The Forest At Leasowe Lost Under The Sea

Leasowe’s submerged forest was the mystery no-one ever really solved. Historians haggled about it. The experts were divided. Those with imagination wove stories around it. The curious came in hundreds to look at the last of it. It was something strange and dark. A puzzle on the local seashore. The stuff of lore and legend.

The last of if disappeared over 80 years ago. The sea that had swamped it finally washed it away.

The sand at Leasowe was broken by a thick stratum of peat. A collection of tree stumps, fallen trunks, ferns, lichens and roots was embedded in a mass of turf bog.

Some of the old tree trunks stood there three or four feet high. Fallen trunks and large branches lay partly buried.

It was established that the bog was part of a stratum which extended far beneath the land.

The part visible at low tide was a small portion which had been exposed through the action of the tide.

Taken in the 1930s, the photograph shows part of the 'submerged forest' along the Leasowe shore.

A visitor to Wirral in 1622 wrote:
“In these mosses are fir trees found under the ground, in some places six feet deep or more, and in others not one foot...”

The trees, he noted, were of surprising length, and straight, having “certain branches, like boughs, and roots at one end as if they had been blown down by winds...”

The chronicler went on:
“No man can tell that ever such trees did grow there nor yet how they should come thither.

“Some are of the opinion that they have lain there ever since Noah’s flood...

“Parts of the trees were in the old days cut away cut away by local residents, shaped into short pieces, and used instead of candles. They were said to give a very good light...”

In 1828 a visitor described the submerged forest in these words:
“The beach at about half-tide level presents a curious and highly interesting spectacle of the remains of a submerged forest.

“These numerous roots of trees which have not been washed away by the sea, or carried off by the neighbouring inhabitants for firewood, are in a very decayed state.

“The trees seem to have been cut off about two feet from the ground after the usual practice in felling timber.

“The roots are seen ramifying from their respective stumps in all directions and dipping towards the clay sub-soil...”

The trees, which were largest in the direction of Meols and smaller towards Leasowe, were chiefly oak and fir, with some alder, birch and elm.

At Leasowe Castle the library was constructed of timber from the old forest.
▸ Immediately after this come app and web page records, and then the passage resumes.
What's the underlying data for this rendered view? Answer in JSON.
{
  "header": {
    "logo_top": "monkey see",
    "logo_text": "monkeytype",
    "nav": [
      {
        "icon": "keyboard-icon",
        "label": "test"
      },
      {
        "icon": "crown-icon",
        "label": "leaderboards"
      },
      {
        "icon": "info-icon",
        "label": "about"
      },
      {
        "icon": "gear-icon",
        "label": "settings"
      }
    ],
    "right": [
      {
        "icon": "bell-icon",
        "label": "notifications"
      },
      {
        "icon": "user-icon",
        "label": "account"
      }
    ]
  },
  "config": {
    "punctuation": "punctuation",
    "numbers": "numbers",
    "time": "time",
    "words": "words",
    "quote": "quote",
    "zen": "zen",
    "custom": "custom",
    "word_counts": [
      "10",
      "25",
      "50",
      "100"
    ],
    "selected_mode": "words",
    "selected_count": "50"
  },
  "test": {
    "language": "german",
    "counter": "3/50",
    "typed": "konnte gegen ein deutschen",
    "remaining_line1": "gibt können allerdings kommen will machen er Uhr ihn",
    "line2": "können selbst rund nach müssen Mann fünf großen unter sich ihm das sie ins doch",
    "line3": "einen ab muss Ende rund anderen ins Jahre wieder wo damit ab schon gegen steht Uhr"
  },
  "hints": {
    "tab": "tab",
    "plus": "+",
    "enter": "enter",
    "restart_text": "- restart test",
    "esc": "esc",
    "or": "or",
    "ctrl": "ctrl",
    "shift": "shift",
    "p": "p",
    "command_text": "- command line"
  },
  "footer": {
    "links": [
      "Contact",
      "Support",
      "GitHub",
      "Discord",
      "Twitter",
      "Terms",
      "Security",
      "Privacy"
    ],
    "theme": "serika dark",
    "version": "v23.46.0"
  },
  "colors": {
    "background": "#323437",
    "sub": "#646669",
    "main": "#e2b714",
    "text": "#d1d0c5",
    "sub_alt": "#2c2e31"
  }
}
Local residents made good use of it for carving and making furniture.

During the 19th Century an enormous number of relics were found dating from pre-Roman times to the 1700’s. Mostly small in size, the objects were of gold, silver, lead, bronze, glass, flint, and amber. There were ornaments and jewellery, arrows, knives, keys, spoons, and nails.

One reference book suggests that the site was that of an ancient settlement. There are lots of theories, but not one expert appears to have agreed with another. Conjecture ran wild.

Between 1922 and 1935 a series of photographs was taken of the forest by George Ellison. The last of the views showed the remnants of the peat bed but no trace of the forest was visible.

Still to be seen in Leasowe Castle is an alabaster bas-relief on a landing with the following painted above it:

“These remains of a forest were found under the peat soil upon this shore and seem to verify the local adage ‘From Berkinhevin unto Hilbre a squirrel might leap from tree to tree’.”

It is known that there has been considerable erosion of the Wirral coastline for hundreds of years. Villages now lie buried out to sea.

The old forest, the sightseer attraction at Leasowe, was probably the last remainder of a vast forest which once covered the Wirral.

It was a link with the days when Leasowe was thickly wooded and a popular place for hunting among the gentry.

The forest was there when neighbouring Moreton was a tiny hamlet with a little chapel on one side of it and a maypole on the other.

It was the forest claimed by the sea. Nothing remains if it now.